Round One (12): WR CeeDee Lamb, Oklahoma
Whether the Raiders take their QB of the future today or next year, they need to find him a pass catcher. Las Vegas lucked out and found one of the best receivers in the Draft available at 13. This pick gets harder if a top corner is available too.
Either way, you could make a case for Lamb as the most physical receiver in this class. His YAC potential is through the roof. It doesn’t hurt that he comes from one of the top programs in the nation last year too.
Round One (19): LB Patrick Queen, LSU
Again, the Raiders proved last year they will poach the best teams in College as an effort to build a winning culture. This time they grab a defensive playmaker to compliment what they did in free agency by signing two marquee free agents for the other starting roles.
Queen would play weakside backer for the Raiders. Although they signed two coverage backers this offseason, adding Queen might mean they can finally cover tight ends as well as stuff the run.
Round Three (80): S Kyle Dugger, Lenoir-Rhyne
I know it’s tough to imagine Gruden spending two of his three first picks on defense but the Raiders defense is that bad. Yes, they have Abram coming back and signed Damarious Randall to provide depth at corner and safety with Joyner.
There are questions about his competition level but he showed his athleticism and instincts translate at the Senior Bowl. He can play either safety spot as well as special teams early. Still, Dugger is a developmental player with traits to be a real boom for Vegas as they need playmakers on defense.
Round Three (81): QB Jacob Eason, Washington
Eason is a real wild card in this draft.
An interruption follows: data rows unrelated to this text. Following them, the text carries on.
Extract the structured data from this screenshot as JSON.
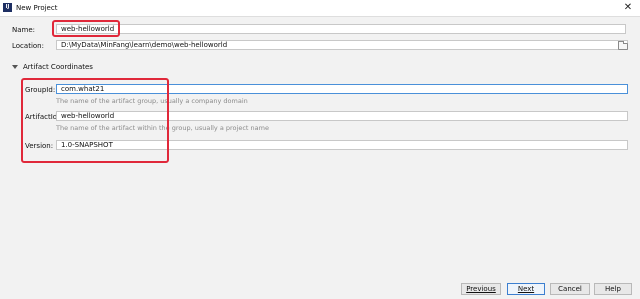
{
  "window": {
    "title": "New Project",
    "app_icon_text": "IJ"
  },
  "name": {
    "label": "Name:",
    "value": "web-helloworld"
  },
  "location": {
    "label": "Location:",
    "value": "D:\\MyData\\MinFang\\learn\\demo\\web-helloworld"
  },
  "artifact": {
    "section_label": "Artifact Coordinates",
    "groupid": {
      "label": "GroupId:",
      "value": "com.what21",
      "hint": "The name of the artifact group, usually a company domain"
    },
    "artifactid": {
      "label": "ArtifactId:",
      "value": "web-helloworld",
      "hint": "The name of the artifact within the group, usually a project name"
    },
    "version": {
      "label": "Version:",
      "value": "1.0-SNAPSHOT"
    }
  },
  "buttons": {
    "previous": "Previous",
    "next": "Next",
    "cancel": "Cancel",
    "help": "Help"
  },
  "colors": {
    "highlight_box": "#e0283a",
    "focus": "#4a90d9"
  }
}
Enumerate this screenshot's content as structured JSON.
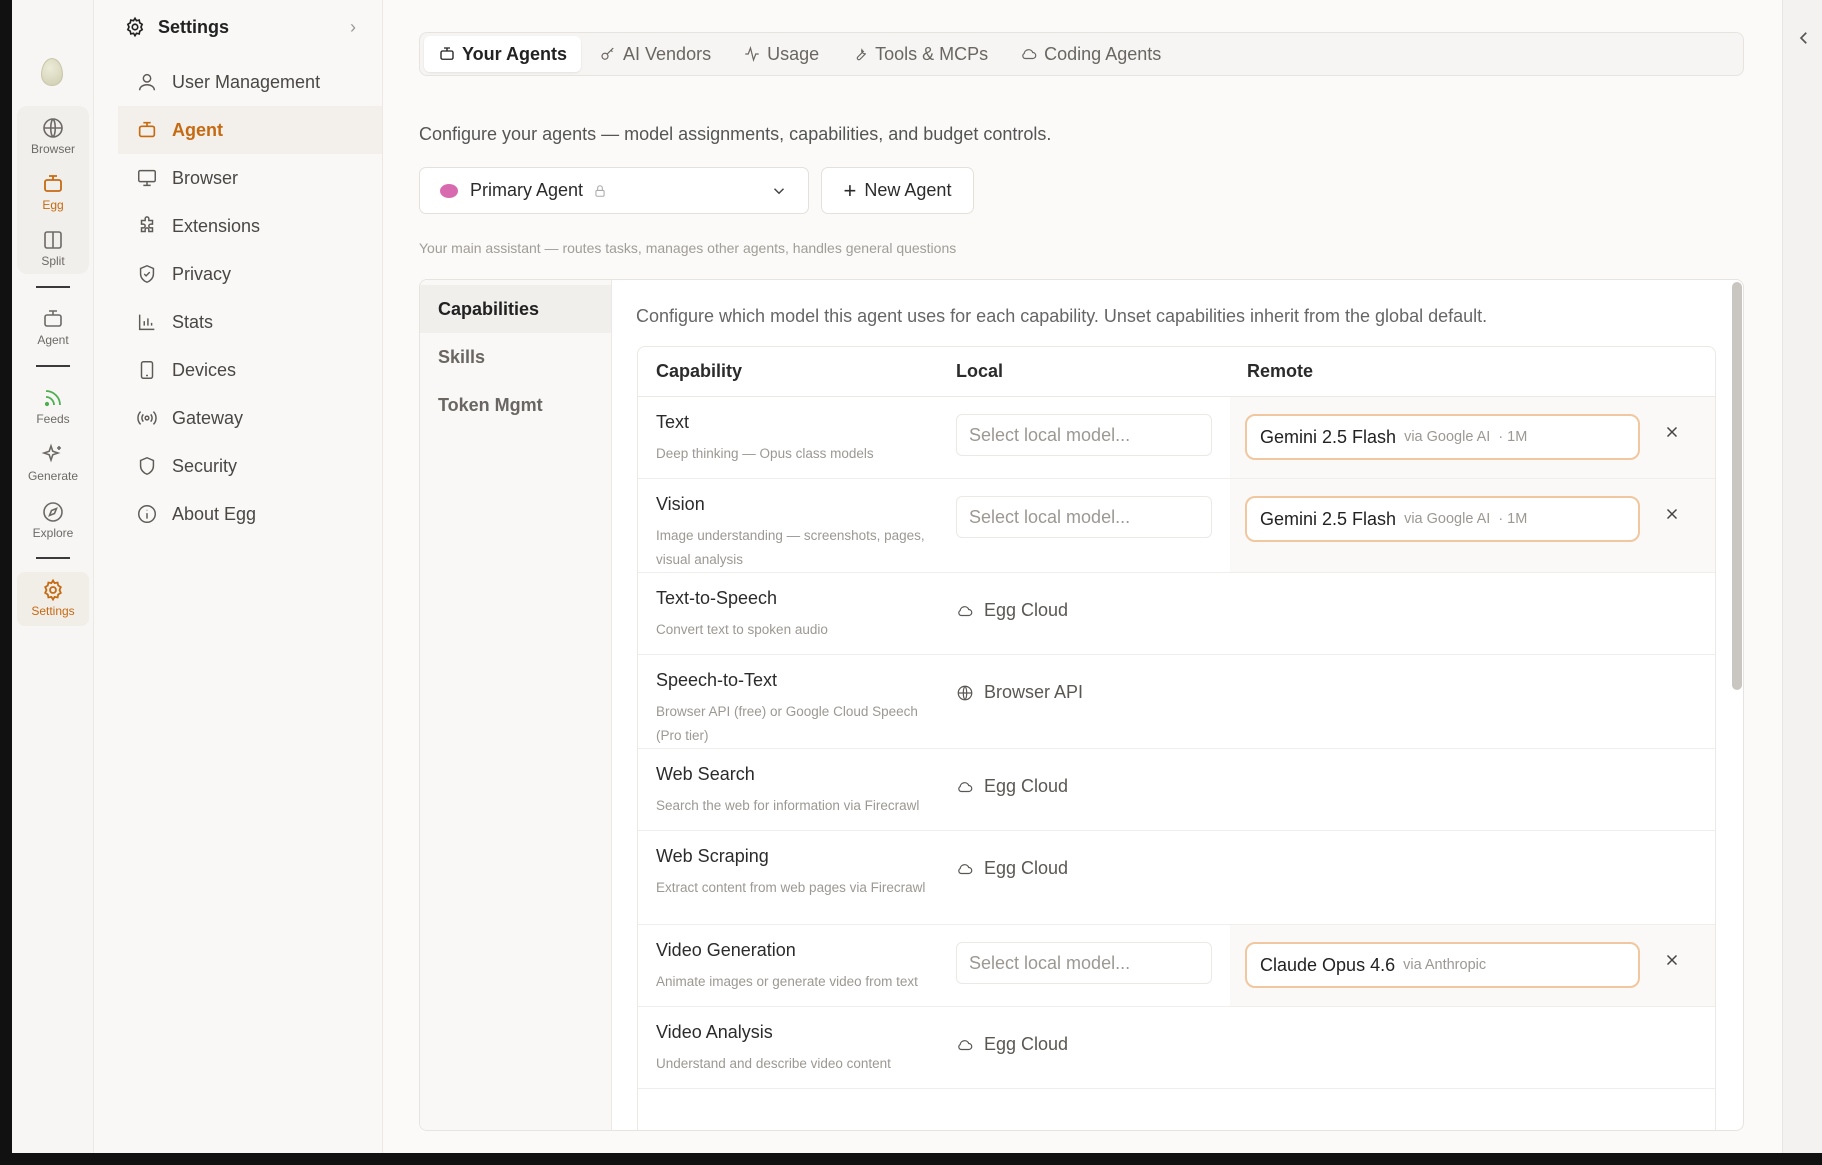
{
  "rail": {
    "items": [
      {
        "label": "Browser",
        "icon": "globe-icon"
      },
      {
        "label": "Egg",
        "icon": "robot-icon",
        "active": true
      },
      {
        "label": "Split",
        "icon": "split-icon"
      },
      {
        "label": "Agent",
        "icon": "robot-icon"
      },
      {
        "label": "Feeds",
        "icon": "rss-icon"
      },
      {
        "label": "Generate",
        "icon": "sparkle-icon"
      },
      {
        "label": "Explore",
        "icon": "compass-icon"
      },
      {
        "label": "Settings",
        "icon": "gear-icon",
        "active": true
      }
    ]
  },
  "sidebar": {
    "title": "Settings",
    "items": [
      {
        "label": "User Management",
        "icon": "user-icon"
      },
      {
        "label": "Agent",
        "icon": "robot-icon",
        "active": true
      },
      {
        "label": "Browser",
        "icon": "monitor-icon"
      },
      {
        "label": "Extensions",
        "icon": "puzzle-icon"
      },
      {
        "label": "Privacy",
        "icon": "shield-check-icon"
      },
      {
        "label": "Stats",
        "icon": "bar-chart-icon"
      },
      {
        "label": "Devices",
        "icon": "tablet-icon"
      },
      {
        "label": "Gateway",
        "icon": "broadcast-icon"
      },
      {
        "label": "Security",
        "icon": "shield-icon"
      },
      {
        "label": "About Egg",
        "icon": "info-icon"
      }
    ]
  },
  "tabs": [
    {
      "label": "Your Agents",
      "icon": "robot-icon",
      "active": true
    },
    {
      "label": "AI Vendors",
      "icon": "key-icon"
    },
    {
      "label": "Usage",
      "icon": "activity-icon"
    },
    {
      "label": "Tools & MCPs",
      "icon": "wrench-icon"
    },
    {
      "label": "Coding Agents",
      "icon": "cloud-icon"
    }
  ],
  "main": {
    "description": "Configure your agents — model assignments, capabilities, and budget controls.",
    "agent_select": {
      "value": "Primary Agent"
    },
    "new_agent_label": "New Agent",
    "agent_subtitle": "Your main assistant — routes tasks, manages other agents, handles general questions"
  },
  "subnav": [
    "Capabilities",
    "Skills",
    "Token Mgmt"
  ],
  "capabilities": {
    "description": "Configure which model this agent uses for each capability. Unset capabilities inherit from the global default.",
    "headers": {
      "capability": "Capability",
      "local": "Local",
      "remote": "Remote"
    },
    "local_placeholder": "Select local model...",
    "rows": [
      {
        "name": "Text",
        "sub": "Deep thinking — Opus class models",
        "remote": {
          "model": "Gemini 2.5 Flash",
          "via": "via Google AI",
          "ctx": "· 1M"
        }
      },
      {
        "name": "Vision",
        "sub": "Image understanding — screenshots, pages, visual analysis",
        "remote": {
          "model": "Gemini 2.5 Flash",
          "via": "via Google AI",
          "ctx": "· 1M"
        }
      },
      {
        "name": "Text-to-Speech",
        "sub": "Convert text to spoken audio",
        "provider": "Egg Cloud",
        "provider_icon": "cloud-icon"
      },
      {
        "name": "Speech-to-Text",
        "sub": "Browser API (free) or Google Cloud Speech (Pro tier)",
        "provider": "Browser API",
        "provider_icon": "globe-icon"
      },
      {
        "name": "Web Search",
        "sub": "Search the web for information via Firecrawl",
        "provider": "Egg Cloud",
        "provider_icon": "cloud-icon"
      },
      {
        "name": "Web Scraping",
        "sub": "Extract content from web pages via Firecrawl",
        "provider": "Egg Cloud",
        "provider_icon": "cloud-icon"
      },
      {
        "name": "Video Generation",
        "sub": "Animate images or generate video from text",
        "remote": {
          "model": "Claude Opus 4.6",
          "via": "via Anthropic",
          "ctx": ""
        }
      },
      {
        "name": "Video Analysis",
        "sub": "Understand and describe video content",
        "provider": "Egg Cloud",
        "provider_icon": "cloud-icon"
      }
    ]
  },
  "colors": {
    "accent": "#c66a12",
    "remote_border": "#f0c79f"
  }
}
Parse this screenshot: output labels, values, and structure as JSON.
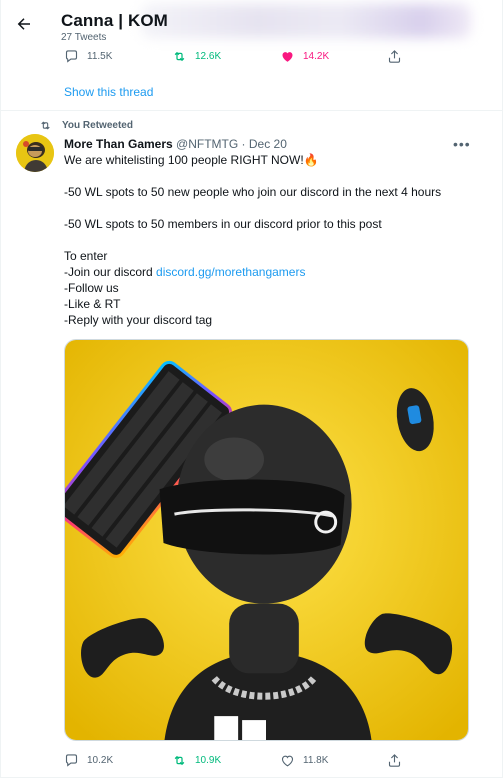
{
  "header": {
    "title": "Canna | KOM",
    "tweet_count": "27 Tweets"
  },
  "prev_tweet": {
    "reply_count": "11.5K",
    "retweet_count": "12.6K",
    "like_count": "14.2K",
    "show_thread": "Show this thread"
  },
  "retweet_banner": "You Retweeted",
  "tweet": {
    "author_name": "More Than Gamers",
    "handle_and_date": "@NFTMTG · Dec 20",
    "line1": "We are whitelisting 100 people RIGHT NOW!🔥",
    "line2": "-50 WL spots to 50 new people who join our discord in the next 4 hours",
    "line3": "-50 WL spots to 50 members in our discord prior to this post",
    "line4": "To enter",
    "line5_prefix": "-Join our discord ",
    "line5_link": "discord.gg/morethangamers",
    "line6": "-Follow us",
    "line7": "-Like & RT",
    "line8": "-Reply with your discord tag",
    "reply_count": "10.2K",
    "retweet_count": "10.9K",
    "like_count": "11.8K"
  },
  "colors": {
    "accent_blue": "#1d9bf0",
    "retweet_green": "#00ba7c",
    "like_pink": "#f91880",
    "muted_gray": "#536471",
    "media_yellow": "#f1c40f"
  },
  "icons": {
    "back": "arrow-left-icon",
    "reply": "speech-bubble-icon",
    "retweet": "retweet-arrows-icon",
    "like": "heart-icon",
    "share": "share-upload-icon",
    "more": "ellipsis-icon"
  }
}
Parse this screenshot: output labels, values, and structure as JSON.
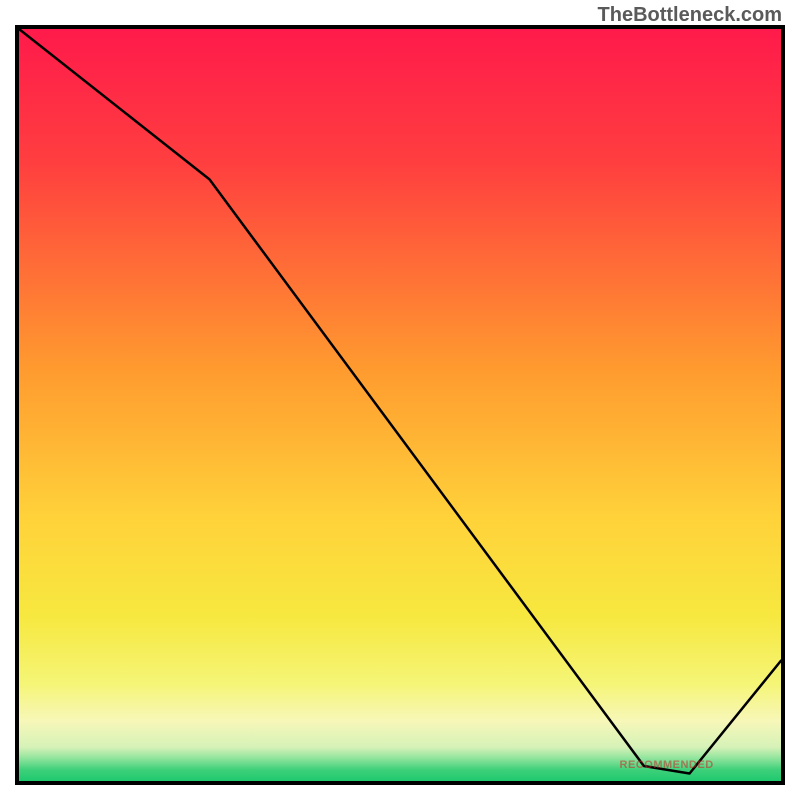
{
  "watermark": "TheBottleneck.com",
  "bottom_label": "RECOMMENDED",
  "chart_data": {
    "type": "line",
    "title": "",
    "xlabel": "",
    "ylabel": "",
    "xlim": [
      0,
      100
    ],
    "ylim": [
      0,
      100
    ],
    "x": [
      0,
      25,
      82,
      88,
      100
    ],
    "values": [
      100,
      80,
      2,
      1,
      16
    ],
    "gradient_stops": [
      {
        "pos": 0,
        "color": "#ff1a4b"
      },
      {
        "pos": 18,
        "color": "#ff3f3f"
      },
      {
        "pos": 45,
        "color": "#ff9a2f"
      },
      {
        "pos": 65,
        "color": "#ffd23a"
      },
      {
        "pos": 78,
        "color": "#f7e83f"
      },
      {
        "pos": 87,
        "color": "#f5f576"
      },
      {
        "pos": 92,
        "color": "#f7f7b8"
      },
      {
        "pos": 95.5,
        "color": "#d6f2b8"
      },
      {
        "pos": 97,
        "color": "#8fe49c"
      },
      {
        "pos": 98.5,
        "color": "#3ed07a"
      },
      {
        "pos": 100,
        "color": "#1fc96e"
      }
    ]
  },
  "plot": {
    "viewbox_w": 762,
    "viewbox_h": 752
  }
}
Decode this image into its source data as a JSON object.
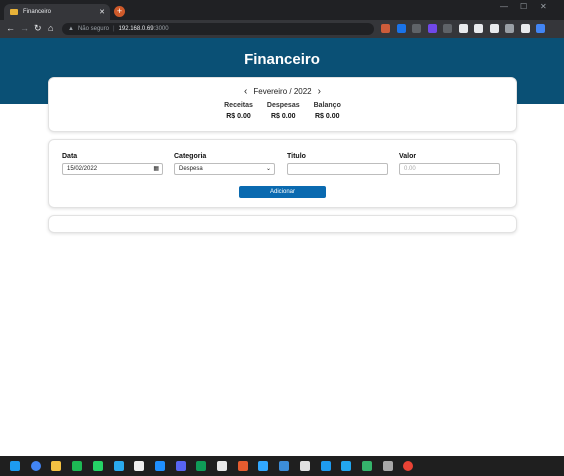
{
  "browser": {
    "tab_title": "Financeiro",
    "tab_close": "✕",
    "new_tab": "+",
    "window_controls": [
      "—",
      "☐",
      "✕"
    ],
    "nav": {
      "back": "←",
      "forward": "→",
      "reload": "↻",
      "home": "⌂"
    },
    "address": {
      "security_label": "Não seguro",
      "host": "192.168.0.69",
      "port": ":3000"
    },
    "extension_colors": [
      "#cc5c3a",
      "#1a73e8",
      "#5f6368",
      "#7048e8",
      "#5f6368",
      "#e8eaed",
      "#e8eaed",
      "#e8eaed",
      "#9aa0a6",
      "#e8eaed",
      "#4285f4"
    ]
  },
  "app": {
    "title": "Financeiro",
    "month_nav": {
      "prev": "‹",
      "label": "Fevereiro / 2022",
      "next": "›"
    },
    "summary": [
      {
        "label": "Receitas",
        "value": "R$ 0.00"
      },
      {
        "label": "Despesas",
        "value": "R$ 0.00"
      },
      {
        "label": "Balanço",
        "value": "R$ 0.00"
      }
    ],
    "form": {
      "date_label": "Data",
      "date_value": "15/02/2022",
      "category_label": "Categoria",
      "category_value": "Despesa",
      "title_label": "Titulo",
      "title_value": "",
      "value_label": "Valor",
      "value_placeholder": "0.00",
      "add_button": "Adicionar"
    }
  },
  "taskbar": {
    "icon_colors": [
      "#1d9bf0",
      "#4285f4",
      "#f5c242",
      "#1db954",
      "#25d366",
      "#2aabee",
      "#eeeeee",
      "#1f8fff",
      "#5865f2",
      "#0f9d58",
      "#e8e8e8",
      "#e55c2f",
      "#31a8ff",
      "#3c8dd8",
      "#e1e1e1",
      "#1e9bf0",
      "#22a7f0",
      "#35b46b",
      "#a8a8a8",
      "#ea4335"
    ]
  }
}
Nonetheless, the Raiders and Gruden get a quarterback with the size, athleticism and arm strength to play on Sundays. He is a decent enough athlete too.
Of course, Eason comes with questions about his ability to handle pressure. That shouldn’t be anything a quarterback guru like Gruden can’t work with, right? We’ve seen him take gambles on QBs with less obvious skill sets.
Round Three (91): OL Rober Hunt, Louisiana
Hunt was the best guard available at this point. He’s a big physical prospect who can develop under whoever the Raiders start at guard as well as push for time immediately due to his size and athleticism. Either way, this would not be a bad pick at all.
Round Four (121): DB Michael Ojemudia, Iowa
Again, the Raiders need versatile and productive players as they continue trying to make that defense competent. Ojemudia is a solid pick up with 6 interceptions since 2018. He still needs to refine his technique and instincts but he offers top end traits that make him worth this selection.
Round Five (160): RB Darrynton Evans, App St.
Finally, running back is a real wild card in this draft. The corps is deep but how they rank and where the position overall ranks in the NFL depends on who you ask. Either way, Evans was highly productive at Appalachian State. He has the size and speed to play all three downs but projects as a change of pace and outside runner initially. That might seem redundant with the what the Raiders already have at the position but Evans would be a nice in-between for Jacobs and Richard. You can also never have enough running backs, especially with Jacobs battling shoulder injuries at the end of the last season.
Ultimately, everything is on the board for today’s NFL Draft. It will be memorable because it is the first remote draft and the first time the Vegas Raiders are officially on the clock. However, it should also go down in history as the draft that finally made the Raiders a contender. Right?